*** Available records ***

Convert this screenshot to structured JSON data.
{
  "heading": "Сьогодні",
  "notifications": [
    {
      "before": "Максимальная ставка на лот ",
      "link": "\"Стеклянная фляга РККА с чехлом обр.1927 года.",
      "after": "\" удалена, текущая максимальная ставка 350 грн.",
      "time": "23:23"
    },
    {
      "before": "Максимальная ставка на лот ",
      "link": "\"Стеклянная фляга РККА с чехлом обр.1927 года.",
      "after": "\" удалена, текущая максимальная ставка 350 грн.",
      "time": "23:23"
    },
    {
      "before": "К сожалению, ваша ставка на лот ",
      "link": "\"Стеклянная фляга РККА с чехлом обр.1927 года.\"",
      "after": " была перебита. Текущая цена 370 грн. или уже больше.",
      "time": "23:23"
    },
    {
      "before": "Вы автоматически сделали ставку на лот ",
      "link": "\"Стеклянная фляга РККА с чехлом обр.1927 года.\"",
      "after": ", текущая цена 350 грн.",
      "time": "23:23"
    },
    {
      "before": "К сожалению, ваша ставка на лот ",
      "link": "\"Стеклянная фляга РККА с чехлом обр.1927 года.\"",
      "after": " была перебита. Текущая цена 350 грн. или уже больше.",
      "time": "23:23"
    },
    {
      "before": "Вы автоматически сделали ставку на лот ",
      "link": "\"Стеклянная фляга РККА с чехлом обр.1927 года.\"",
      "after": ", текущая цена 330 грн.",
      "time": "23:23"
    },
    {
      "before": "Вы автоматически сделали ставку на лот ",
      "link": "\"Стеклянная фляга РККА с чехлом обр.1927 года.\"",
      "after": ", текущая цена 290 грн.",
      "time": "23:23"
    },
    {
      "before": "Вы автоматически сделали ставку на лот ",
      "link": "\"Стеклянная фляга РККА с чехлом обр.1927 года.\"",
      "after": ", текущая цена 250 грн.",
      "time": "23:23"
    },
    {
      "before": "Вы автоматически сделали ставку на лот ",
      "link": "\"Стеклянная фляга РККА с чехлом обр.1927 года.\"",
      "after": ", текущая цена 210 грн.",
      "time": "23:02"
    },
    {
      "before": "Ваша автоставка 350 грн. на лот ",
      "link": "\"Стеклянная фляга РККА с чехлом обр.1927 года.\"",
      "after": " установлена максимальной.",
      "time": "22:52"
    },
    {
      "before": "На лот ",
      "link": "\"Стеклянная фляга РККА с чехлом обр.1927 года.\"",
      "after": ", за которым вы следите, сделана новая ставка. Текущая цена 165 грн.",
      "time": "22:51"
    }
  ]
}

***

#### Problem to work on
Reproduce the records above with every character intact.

#### Response area
Convert this screenshot to structured JSON data.
{
  "heading": "Сьогодні",
  "notifications": [
    {
      "before": "Максимальная ставка на лот ",
      "link": "\"Стеклянная фляга РККА с чехлом обр.1927 года.",
      "after": "\" удалена, текущая максимальная ставка 350 грн.",
      "time": "23:23"
    },
    {
      "before": "Максимальная ставка на лот ",
      "link": "\"Стеклянная фляга РККА с чехлом обр.1927 года.",
      "after": "\" удалена, текущая максимальная ставка 350 грн.",
      "time": "23:23"
    },
    {
      "before": "К сожалению, ваша ставка на лот ",
      "link": "\"Стеклянная фляга РККА с чехлом обр.1927 года.\"",
      "after": " была перебита. Текущая цена 370 грн. или уже больше.",
      "time": "23:23"
    },
    {
      "before": "Вы автоматически сделали ставку на лот ",
      "link": "\"Стеклянная фляга РККА с чехлом обр.1927 года.\"",
      "after": ", текущая цена 350 грн.",
      "time": "23:23"
    },
    {
      "before": "К сожалению, ваша ставка на лот ",
      "link": "\"Стеклянная фляга РККА с чехлом обр.1927 года.\"",
      "after": " была перебита. Текущая цена 350 грн. или уже больше.",
      "time": "23:23"
    },
    {
      "before": "Вы автоматически сделали ставку на лот ",
      "link": "\"Стеклянная фляга РККА с чехлом обр.1927 года.\"",
      "after": ", текущая цена 330 грн.",
      "time": "23:23"
    },
    {
      "before": "Вы автоматически сделали ставку на лот ",
      "link": "\"Стеклянная фляга РККА с чехлом обр.1927 года.\"",
      "after": ", текущая цена 290 грн.",
      "time": "23:23"
    },
    {
      "before": "Вы автоматически сделали ставку на лот ",
      "link": "\"Стеклянная фляга РККА с чехлом обр.1927 года.\"",
      "after": ", текущая цена 250 грн.",
      "time": "23:23"
    },
    {
      "before": "Вы автоматически сделали ставку на лот ",
      "link": "\"Стеклянная фляга РККА с чехлом обр.1927 года.\"",
      "after": ", текущая цена 210 грн.",
      "time": "23:02"
    },
    {
      "before": "Ваша автоставка 350 грн. на лот ",
      "link": "\"Стеклянная фляга РККА с чехлом обр.1927 года.\"",
      "after": " установлена максимальной.",
      "time": "22:52"
    },
    {
      "before": "На лот ",
      "link": "\"Стеклянная фляга РККА с чехлом обр.1927 года.\"",
      "after": ", за которым вы следите, сделана новая ставка. Текущая цена 165 грн.",
      "time": "22:51"
    }
  ]
}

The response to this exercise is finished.